This is what I mean by being forward-thinking. We can say we’re spending this much time doing this. It’s costing us this.  Also, we can consider the opportunity cost. Could we be doing something else? We can then run the numbers and work out if we can we afford to get someone in to help us. If you can’t record it, you can’t manage it. Sometimes, looking back is the best way to move forward. There’s a reason why professional sport setups use video analysis, to analyse what they have done, drop the poor and increase the positive parts.

Recognising people power in our business

Fuelling the farm team at harvest time at MJ and SC Collins says JVFG member John Haynes

Fuelling the farm team at harvest time at MJ and SC Collins, is essential, says John Haynes.

It’s the people in the business that are our most valuable asset. We’re very fortunate that we have a very young team. I manage them as best I can and give them as much as responsibility as possible so that it comes to a point where I am almost not needed. We’re a way off that yet! But that is my management style.

Simple wish list: efficiency up and fixed costs down

I just want to improve everything. I know we can do better. I want to be able to do more, in less time and without breaking the bank in buying ridiculously expensive machinery.

I want to have the confidence to know when and what is the most appropriate cost of cultivating for wheat, for example. We all like lovely level, fine, lovely-looking seedbeds but aesthetics are luxurious but actually we can establish a good crop of wheat for this only this much money?

Ready for change

Call me naïve, but I think this is a very exciting time. There’s a lot of people who are subsidy-junkies and have only survived because of them and have no idea what it costs to do a job. I believe there are a lot of smaller farms who will think ‘I can’t do this anymore; I don’t want to do this anymore’ but they will still want to maintain some control and involvement in their farming.

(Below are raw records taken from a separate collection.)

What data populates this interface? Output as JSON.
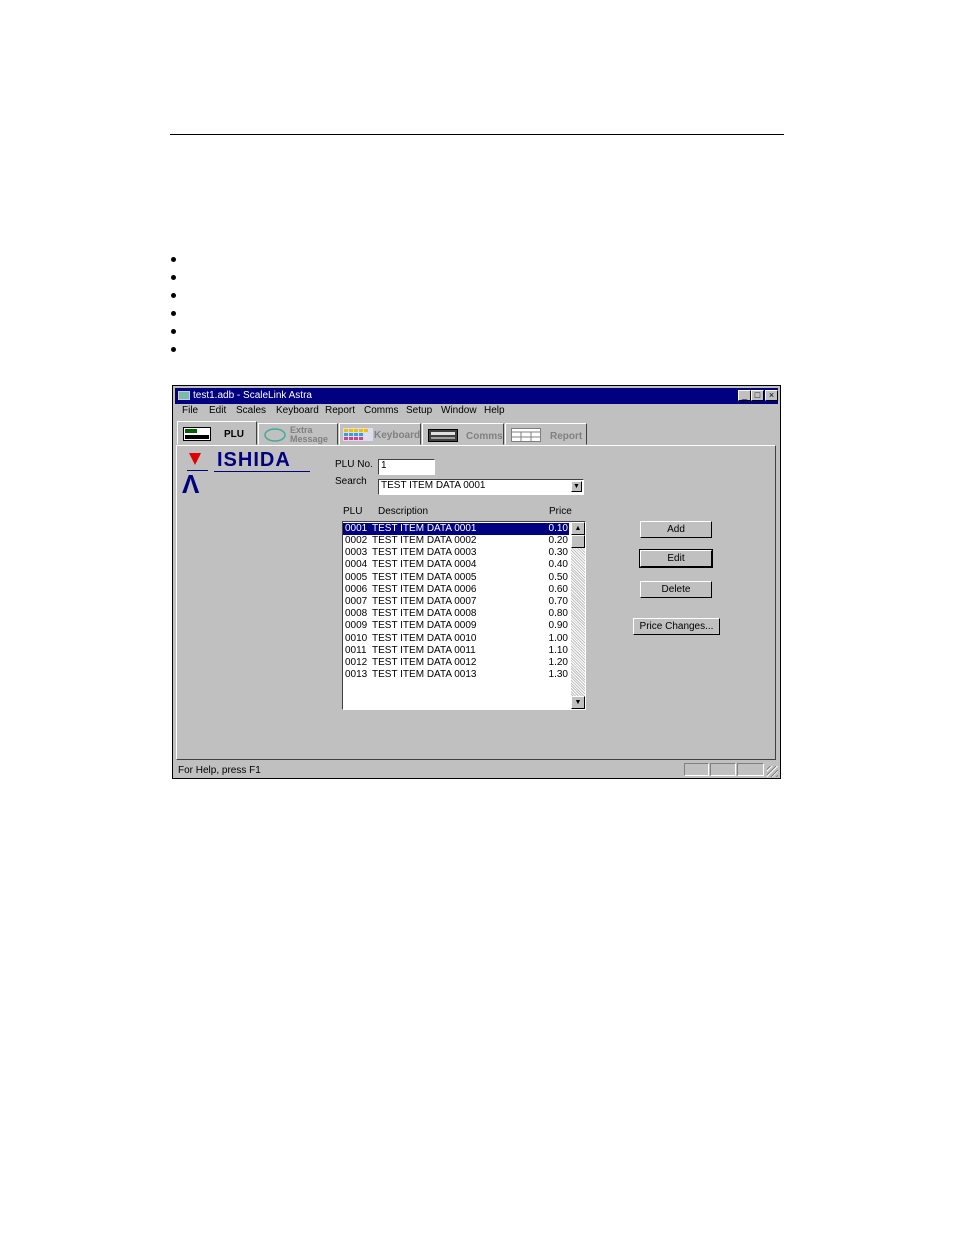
{
  "window": {
    "title": "test1.adb - ScaleLink Astra",
    "min": "_",
    "max": "□",
    "close": "×"
  },
  "menu": [
    "File",
    "Edit",
    "Scales",
    "Keyboard",
    "Report",
    "Comms",
    "Setup",
    "Window",
    "Help"
  ],
  "tabs": [
    {
      "label": "PLU",
      "active": true
    },
    {
      "label": "Extra Message",
      "active": false
    },
    {
      "label": "Keyboard",
      "active": false
    },
    {
      "label": "Comms",
      "active": false
    },
    {
      "label": "Report",
      "active": false
    }
  ],
  "logo": {
    "wordmark": "ISHIDA",
    "mark": "Λ"
  },
  "form": {
    "plu_no_label": "PLU No.",
    "plu_no_value": "1",
    "search_label": "Search",
    "search_value": "TEST ITEM DATA 0001"
  },
  "list": {
    "headers": {
      "plu": "PLU",
      "description": "Description",
      "price": "Price"
    },
    "rows": [
      {
        "plu": "0001",
        "description": "TEST ITEM DATA 0001",
        "price": "0.10",
        "selected": true
      },
      {
        "plu": "0002",
        "description": "TEST ITEM DATA 0002",
        "price": "0.20"
      },
      {
        "plu": "0003",
        "description": "TEST ITEM DATA 0003",
        "price": "0.30"
      },
      {
        "plu": "0004",
        "description": "TEST ITEM DATA 0004",
        "price": "0.40"
      },
      {
        "plu": "0005",
        "description": "TEST ITEM DATA 0005",
        "price": "0.50"
      },
      {
        "plu": "0006",
        "description": "TEST ITEM DATA 0006",
        "price": "0.60"
      },
      {
        "plu": "0007",
        "description": "TEST ITEM DATA 0007",
        "price": "0.70"
      },
      {
        "plu": "0008",
        "description": "TEST ITEM DATA 0008",
        "price": "0.80"
      },
      {
        "plu": "0009",
        "description": "TEST ITEM DATA 0009",
        "price": "0.90"
      },
      {
        "plu": "0010",
        "description": "TEST ITEM DATA 0010",
        "price": "1.00"
      },
      {
        "plu": "0011",
        "description": "TEST ITEM DATA 0011",
        "price": "1.10"
      },
      {
        "plu": "0012",
        "description": "TEST ITEM DATA 0012",
        "price": "1.20"
      },
      {
        "plu": "0013",
        "description": "TEST ITEM DATA 0013",
        "price": "1.30"
      }
    ]
  },
  "buttons": {
    "add": "Add",
    "edit": "Edit",
    "delete": "Delete",
    "price_changes": "Price Changes..."
  },
  "status": {
    "text": "For Help, press F1"
  },
  "colors": {
    "titlebar": "#000080",
    "selection": "#000080",
    "logo_red": "#e00000",
    "face": "#c0c0c0"
  }
}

For a business like ours (we own just shy of 3000 acres) and just starting some contracting land drainage, there’s a huge opportunity for our business to expand with contracting. So, I see a very exciting time coming up. Being part of the well-established JVFG is one of the pump-priming exercises that will allow us to pull the trigger immediately when opportunities arise in the future, as well as mix with like-minded people.”